Wednesday, August 20, 2008

Copyright common sense

Regular readers know that I’m generally pro-IP and pro-IP business models. Properly structured, intellectual property rights reward innovation and creativity, giving us more and better.

However, I’m cheering a victory tonight against the overstretch of the “copyright cartel” (as their opponents demonize them). The case involves a YouTube video and a lawsuit filed by Universal Music against YouTube here.

Here’s tonight’s SF Chronicle update of the AP story:

(08-20) 19:58 PDT San Jose -- In a victory for small-time music copiers over the entertainment industry, a federal judge ruled today that copyright-holders can't order one of their songs removed from the Web without first checking to see if the excerpt was so small and innocuous that it was legal.

The ruling by U.S. District Judge Jeremy Fogel of San Jose was the first in the nation to require the owner of the rights to a creative work to consider whether an on-line copy was a "fair use" - a small or insignificant replication that couldn't have affected the market for the original - before ordering the Web host to take it down.

A 1998 federal law authorized copyright-holders to issue takedown orders whenever they see an unauthorized version of their work on the Internet, without having to sue and prove a case of infringement. Some advocates of Internet users' rights - including the Electronic Frontier Foundation, which represented the individual user in this case - contend the procedure has been abused.
The principle of fair use is that society benefits by allowing certain exceptions to an absolute copyright control, allowing both small amounts (such as my story quote above) and for specific purposes (such as for commentary, research or scholarship). Playing 15 seconds of a song in a documentary about the music scene is different than putting an MP3 file on Gnutella.

The law is also quite clear that “fair use” has limits. In the case of Gerry Ford’s memoirs, The Nation published only 300 words from an illicit copy of the book, but it was enough to kill a deal the publisher had to serialize a larger excerpt in Time. The Supreme Court ruled that even this brief excerpt violated fair use because of the impact on the publisher’s business.

Thus, today’s ruling is no guarantee of victory for the defendant, a mom who used 29 seconds of a Prince song in a YouTube video of her toddler. That is as it should be — whether some use is “fair use” is a question of fact to be decided at a trial.
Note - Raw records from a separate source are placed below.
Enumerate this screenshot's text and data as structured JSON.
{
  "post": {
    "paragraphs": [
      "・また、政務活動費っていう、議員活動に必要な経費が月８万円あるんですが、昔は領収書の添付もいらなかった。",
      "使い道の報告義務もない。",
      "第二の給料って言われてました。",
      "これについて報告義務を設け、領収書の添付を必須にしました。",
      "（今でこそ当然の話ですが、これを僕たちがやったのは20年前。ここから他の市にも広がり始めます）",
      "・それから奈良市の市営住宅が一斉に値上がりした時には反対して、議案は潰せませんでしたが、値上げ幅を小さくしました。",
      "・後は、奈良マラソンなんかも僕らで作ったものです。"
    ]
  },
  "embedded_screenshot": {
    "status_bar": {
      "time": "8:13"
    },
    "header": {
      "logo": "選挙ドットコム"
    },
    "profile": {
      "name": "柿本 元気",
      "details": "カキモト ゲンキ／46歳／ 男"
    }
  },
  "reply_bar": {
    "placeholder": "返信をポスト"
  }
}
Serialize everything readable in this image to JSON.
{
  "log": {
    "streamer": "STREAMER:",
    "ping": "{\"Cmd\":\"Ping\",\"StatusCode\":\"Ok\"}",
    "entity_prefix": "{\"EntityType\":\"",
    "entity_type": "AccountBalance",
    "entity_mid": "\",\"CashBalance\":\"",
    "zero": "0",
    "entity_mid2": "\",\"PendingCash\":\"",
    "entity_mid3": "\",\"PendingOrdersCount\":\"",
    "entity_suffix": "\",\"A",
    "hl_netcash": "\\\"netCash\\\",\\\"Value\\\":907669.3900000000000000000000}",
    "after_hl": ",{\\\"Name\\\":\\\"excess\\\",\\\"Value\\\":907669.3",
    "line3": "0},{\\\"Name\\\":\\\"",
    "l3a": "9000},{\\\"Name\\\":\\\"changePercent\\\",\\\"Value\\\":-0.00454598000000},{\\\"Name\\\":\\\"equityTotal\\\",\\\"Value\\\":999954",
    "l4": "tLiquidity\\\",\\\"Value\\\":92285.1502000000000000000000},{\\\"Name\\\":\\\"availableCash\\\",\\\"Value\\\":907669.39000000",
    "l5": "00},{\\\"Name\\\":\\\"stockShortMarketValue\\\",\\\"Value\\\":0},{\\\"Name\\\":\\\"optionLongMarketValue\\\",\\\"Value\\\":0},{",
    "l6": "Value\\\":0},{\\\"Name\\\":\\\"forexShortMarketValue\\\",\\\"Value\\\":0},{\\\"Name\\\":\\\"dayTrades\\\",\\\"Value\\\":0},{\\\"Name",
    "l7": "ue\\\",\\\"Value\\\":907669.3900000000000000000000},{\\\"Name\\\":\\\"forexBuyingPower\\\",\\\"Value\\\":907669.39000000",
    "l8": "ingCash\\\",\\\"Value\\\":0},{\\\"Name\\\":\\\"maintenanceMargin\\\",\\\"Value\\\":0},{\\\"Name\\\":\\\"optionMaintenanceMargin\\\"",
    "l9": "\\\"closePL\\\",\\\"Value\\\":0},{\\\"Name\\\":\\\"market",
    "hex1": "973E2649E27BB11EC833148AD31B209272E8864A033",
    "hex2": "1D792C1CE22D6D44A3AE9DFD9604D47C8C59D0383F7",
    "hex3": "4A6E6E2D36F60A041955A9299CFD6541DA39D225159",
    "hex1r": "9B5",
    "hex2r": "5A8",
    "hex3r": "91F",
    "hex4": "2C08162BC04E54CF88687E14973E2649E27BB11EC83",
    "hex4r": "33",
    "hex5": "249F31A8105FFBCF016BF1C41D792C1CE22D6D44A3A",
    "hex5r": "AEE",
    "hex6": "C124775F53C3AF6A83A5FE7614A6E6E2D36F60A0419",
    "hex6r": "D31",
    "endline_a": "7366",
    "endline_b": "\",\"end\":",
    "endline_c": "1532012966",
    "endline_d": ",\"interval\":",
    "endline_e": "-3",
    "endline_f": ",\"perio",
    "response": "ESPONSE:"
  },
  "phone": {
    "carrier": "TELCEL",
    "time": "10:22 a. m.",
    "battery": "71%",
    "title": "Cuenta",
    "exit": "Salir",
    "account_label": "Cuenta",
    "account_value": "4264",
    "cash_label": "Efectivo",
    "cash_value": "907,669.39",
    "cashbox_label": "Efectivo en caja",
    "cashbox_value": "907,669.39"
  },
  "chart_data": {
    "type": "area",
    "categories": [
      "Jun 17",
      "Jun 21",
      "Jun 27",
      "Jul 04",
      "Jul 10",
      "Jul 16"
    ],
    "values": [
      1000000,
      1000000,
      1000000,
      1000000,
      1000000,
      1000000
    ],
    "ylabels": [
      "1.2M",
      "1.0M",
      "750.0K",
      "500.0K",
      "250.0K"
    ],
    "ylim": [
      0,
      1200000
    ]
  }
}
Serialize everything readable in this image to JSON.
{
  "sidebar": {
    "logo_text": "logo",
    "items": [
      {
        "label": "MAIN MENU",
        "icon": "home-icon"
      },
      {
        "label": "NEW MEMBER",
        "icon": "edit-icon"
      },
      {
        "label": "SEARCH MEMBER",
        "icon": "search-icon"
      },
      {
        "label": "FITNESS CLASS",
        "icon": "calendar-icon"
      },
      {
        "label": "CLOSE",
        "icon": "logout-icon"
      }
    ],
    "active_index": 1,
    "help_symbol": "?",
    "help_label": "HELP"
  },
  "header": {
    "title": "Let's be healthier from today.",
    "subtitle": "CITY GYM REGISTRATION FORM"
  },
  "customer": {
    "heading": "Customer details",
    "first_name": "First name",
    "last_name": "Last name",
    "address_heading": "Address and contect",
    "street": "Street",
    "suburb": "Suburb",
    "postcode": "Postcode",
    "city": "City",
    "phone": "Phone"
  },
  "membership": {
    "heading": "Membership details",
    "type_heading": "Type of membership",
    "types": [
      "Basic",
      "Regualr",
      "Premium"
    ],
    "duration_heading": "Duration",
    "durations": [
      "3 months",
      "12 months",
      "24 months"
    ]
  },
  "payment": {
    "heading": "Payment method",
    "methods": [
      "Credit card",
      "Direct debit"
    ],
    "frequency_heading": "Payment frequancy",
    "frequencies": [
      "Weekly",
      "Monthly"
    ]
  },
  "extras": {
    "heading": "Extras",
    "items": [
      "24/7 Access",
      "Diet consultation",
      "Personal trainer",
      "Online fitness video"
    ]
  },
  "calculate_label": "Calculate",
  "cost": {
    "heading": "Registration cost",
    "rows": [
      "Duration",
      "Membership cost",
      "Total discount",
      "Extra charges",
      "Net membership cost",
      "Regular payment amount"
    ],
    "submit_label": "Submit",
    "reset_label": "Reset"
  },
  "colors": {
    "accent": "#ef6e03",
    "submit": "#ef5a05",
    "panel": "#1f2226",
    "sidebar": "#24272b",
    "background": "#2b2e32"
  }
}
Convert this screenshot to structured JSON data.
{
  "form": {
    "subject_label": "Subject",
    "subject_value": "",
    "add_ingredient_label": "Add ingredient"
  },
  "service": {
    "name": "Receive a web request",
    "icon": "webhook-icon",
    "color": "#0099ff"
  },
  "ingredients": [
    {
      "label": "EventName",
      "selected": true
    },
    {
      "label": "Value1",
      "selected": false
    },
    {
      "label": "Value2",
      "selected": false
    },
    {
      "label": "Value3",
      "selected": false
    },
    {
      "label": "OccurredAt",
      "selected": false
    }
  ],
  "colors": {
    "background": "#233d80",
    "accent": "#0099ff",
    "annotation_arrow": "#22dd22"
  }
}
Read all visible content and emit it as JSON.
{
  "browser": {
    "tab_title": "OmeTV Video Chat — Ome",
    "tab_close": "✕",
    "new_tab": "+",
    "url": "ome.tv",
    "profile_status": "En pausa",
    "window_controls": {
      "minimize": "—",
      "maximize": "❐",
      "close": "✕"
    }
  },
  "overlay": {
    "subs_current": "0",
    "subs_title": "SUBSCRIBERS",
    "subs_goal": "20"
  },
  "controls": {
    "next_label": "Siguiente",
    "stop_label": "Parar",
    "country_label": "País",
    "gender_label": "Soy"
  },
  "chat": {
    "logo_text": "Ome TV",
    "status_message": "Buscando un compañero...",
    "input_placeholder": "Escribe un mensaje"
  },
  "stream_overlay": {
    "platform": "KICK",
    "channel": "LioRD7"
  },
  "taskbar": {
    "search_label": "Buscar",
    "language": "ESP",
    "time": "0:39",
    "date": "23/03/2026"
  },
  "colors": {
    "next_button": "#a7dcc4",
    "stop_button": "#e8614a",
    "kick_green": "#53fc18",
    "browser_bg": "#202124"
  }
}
But it means that the DMCA has to conform to the same principles of copyright as any other copyright law. Perhaps the record industry will now be a little more judicious (and reasonable) in challenging use of its work. Given Hollywood’s difficulty in dealing with the Brave New World, somehow I doubt it.

No comments: